Friday, June 4


I had the chance on Thursday to chat with Ron Rosenbaum, the author of Those Who Forget The Past: The Question of Anti-Semitism. His previous work, Explaining Hitler, took a decade to compile. Both books are a collection of essays by thinkers, academics, and journalists.

Rosenbaum was asked to explain the reason for Jew bashing. His reaction was blank. Despite years of studying the topic, this prolific writer and editor was reduced to an exasperated shrug.

That's because there's no rational understanding when it comes to the Judeo-fixedness of hate.

Jews on this continent have been extremely successful, so, why the fuss? "North America is not a problem for Jews," Rosenbaum admits.

OK. If that’s true, then why all of the "media monitoring"? Why the public protests against desecrating Jewish homes, schools and cemeteries? Are normal people really for hate?
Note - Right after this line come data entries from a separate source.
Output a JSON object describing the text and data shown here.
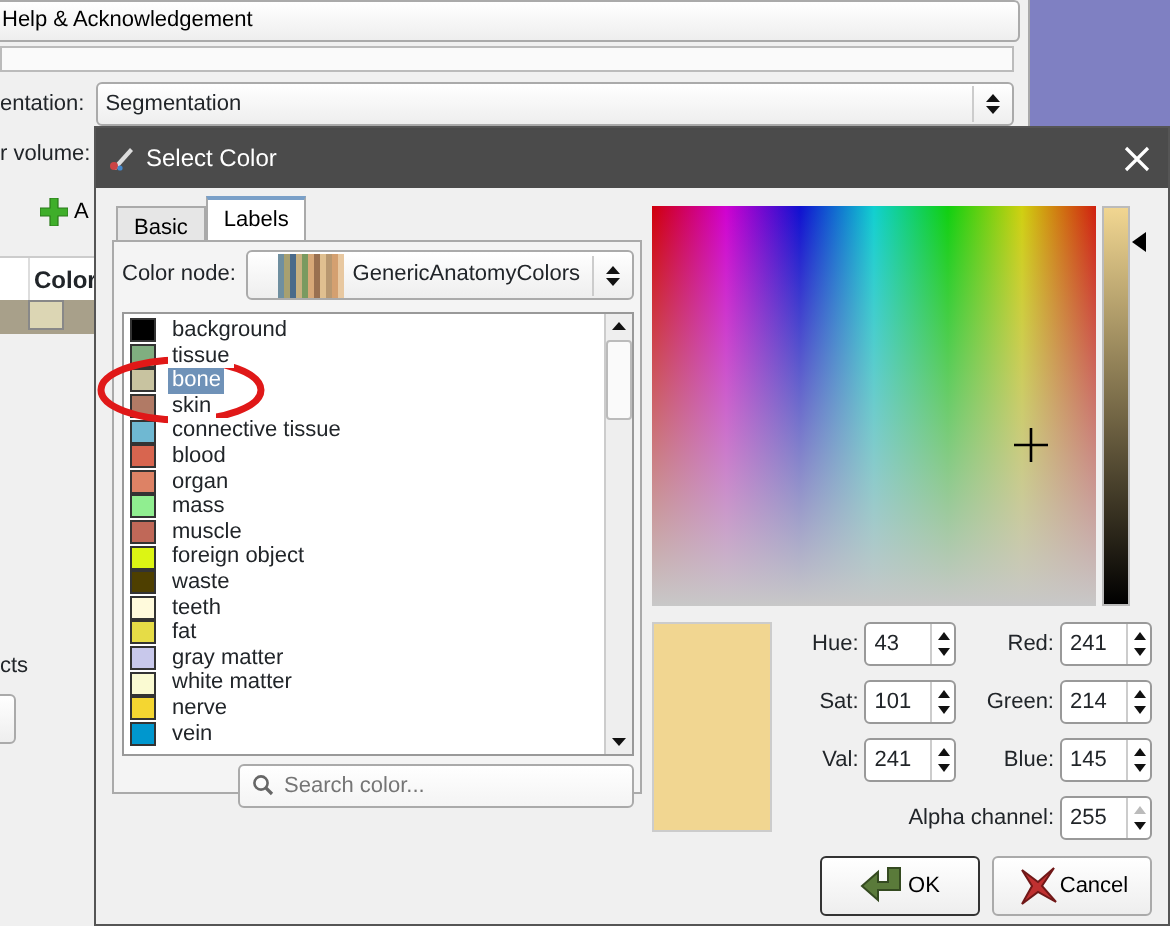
{
  "background_window": {
    "help_button": "Help & Acknowledgement",
    "representation_label": "entation:",
    "representation_value": "Segmentation",
    "volume_label": "r volume:",
    "add_button": "A",
    "table_header": "Color",
    "group_label": "cts"
  },
  "dialog": {
    "title": "Select Color",
    "tabs": [
      {
        "label": "Basic",
        "selected": false
      },
      {
        "label": "Labels",
        "selected": true
      }
    ],
    "color_node_label": "Color node:",
    "color_node_value": "GenericAnatomyColors",
    "labels": [
      {
        "name": "background",
        "color": "#000000",
        "selected": false
      },
      {
        "name": "tissue",
        "color": "#80ae80",
        "selected": false
      },
      {
        "name": "bone",
        "color": "#c8c3a0",
        "selected": true
      },
      {
        "name": "skin",
        "color": "#b17a65",
        "selected": false
      },
      {
        "name": "connective tissue",
        "color": "#6fb8d2",
        "selected": false
      },
      {
        "name": "blood",
        "color": "#d8654f",
        "selected": false
      },
      {
        "name": "organ",
        "color": "#dd8265",
        "selected": false
      },
      {
        "name": "mass",
        "color": "#90ee90",
        "selected": false
      },
      {
        "name": "muscle",
        "color": "#c06858",
        "selected": false
      },
      {
        "name": "foreign object",
        "color": "#dcf514",
        "selected": false
      },
      {
        "name": "waste",
        "color": "#4e3f00",
        "selected": false
      },
      {
        "name": "teeth",
        "color": "#fffadc",
        "selected": false
      },
      {
        "name": "fat",
        "color": "#e6dc46",
        "selected": false
      },
      {
        "name": "gray matter",
        "color": "#c8c8eb",
        "selected": false
      },
      {
        "name": "white matter",
        "color": "#fafad2",
        "selected": false
      },
      {
        "name": "nerve",
        "color": "#f4d631",
        "selected": false
      },
      {
        "name": "vein",
        "color": "#0097ce",
        "selected": false
      }
    ],
    "search_placeholder": "Search color...",
    "luminance": {
      "level": 0.95
    },
    "fields": [
      {
        "label": "Hue:",
        "value": "43"
      },
      {
        "label": "Red:",
        "value": "241"
      },
      {
        "label": "Sat:",
        "value": "101"
      },
      {
        "label": "Green:",
        "value": "214"
      },
      {
        "label": "Val:",
        "value": "241"
      },
      {
        "label": "Blue:",
        "value": "145"
      }
    ],
    "alpha": {
      "label": "Alpha channel:",
      "value": "255",
      "up_disabled": true
    },
    "buttons": [
      {
        "kind": "ok",
        "label": "OK"
      },
      {
        "kind": "cancel",
        "label": "Cancel"
      }
    ]
  }
}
It's really a case of constantly preaching to the converted.

Revealingly, in his book's introduction, Rosenbaum uses the word "equanimity" in the pejorative. He's really saying Jews should be vigilant--even around here. So, North America could be a problem then I guess.

This determination frustrates and disappoints me because he vast majority of Gentiles do "get it". Moreover, no one has not hired someone in North America in recent memory for being Jewish, yet, discrimination with other groups is still a problem; where some Jews also participate in the problem as discrimination knows no cultural border.
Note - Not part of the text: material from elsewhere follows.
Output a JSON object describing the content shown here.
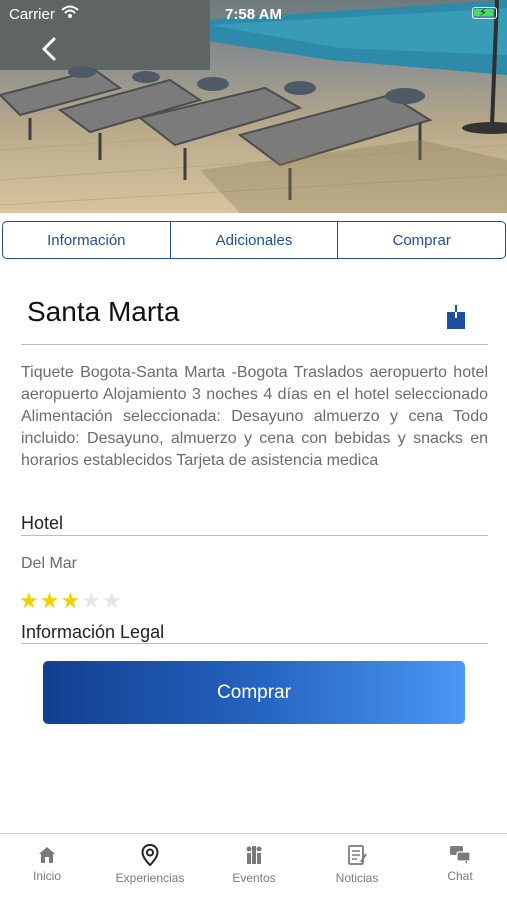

Even when we look to history, specifically WW2, we find a mixed response from some Jews. This, despite the fact that those of us who lost relatives to Hitler in war, where we lay in opposition against the Nazi worldview, it still, somehow, doesn't seem good enough.

However, the very idea of a dominant ethnicity, a majority that somehow has a collective voice derived from specific origins, is a thing of the past.

Where homogeneity once reigned, and Anglo-Saxon life was once agrarian--no Sunday shopping, and the main divisions existed within Protestant circles (with the main divide being Catholic), that society is now secular and diverse. Today, divisions are cultural, rather than religious.

Nowadays, being Anglo means an urban workaday existence. In most instances, the culture of thought is larger than the religious grouping. Two city dwellers, despite having different languages and backgrounds, will have stronger cultural links with each other than a couple of hicks from the sticks.

What does it matter if one of the urbanites is a Jew? Myself, I have more in common with Seinfeld than Stompin' Tom.

Rosenbaum's also book features a couple of pieces on Mel Gibson's sores and sandals epic, The Passion of the Christ. I pointed out that no one walked out of the movie theaters to hunt down Jews. The opposition from Jewish groups and individuals was hysterical, and not commensurate with the thing itself.

"Passion plays have a history of inciting hatred," Rosenbaum countered. Mel Gibson's dad, he informed me, is clearly an infamous anti-Semite, and Jews are again cloaked in the classic "deicide" role in this movie.

Well, so what? Can't the 1st century Pharisees be depicted in a certain light without painting all Jews as Christ-killers? Don't we depict Mafia types on TV without saying that this is what Italians are all like? Of course not.

I asked Rosenbaum what the problem was with Jews, given how Christ was a Jew. No answer.

How did the Romans get off so easily? They killed him, and Christ wasn't Italian.

Christ had to die for all of our sins--for Christian sins. No Christian sins, no death.

Maybe we should stop blaming Jews ... and look more at the Mafia.

The real problem lies with international relations: in the Middle East, the West has exacerbated regional divides through a militarized foreign policy in Iraq, and a heavy-handed--albeit effective from the perspective of suppression--support for Arab ghettos in Israel.

The hatred in the region is immense. This is where The Protocols of the Elders Of Zion is taken literally, and where 9/11 was started by Jews.

Where will it all end? Depressingly, Rosenbaum seems to believe that a second Holocaust, in an era of portable nukes and desperate enemies is all but inevitable. Where there's a will, there's a way. He calls it, "Hitler's posthumous victory".

There is only the whiff of the embers of this hatred in North America. What burns brighter is an urban society where everyone eats bagels--devoid of deference for its cultural associations, undeterred by texture.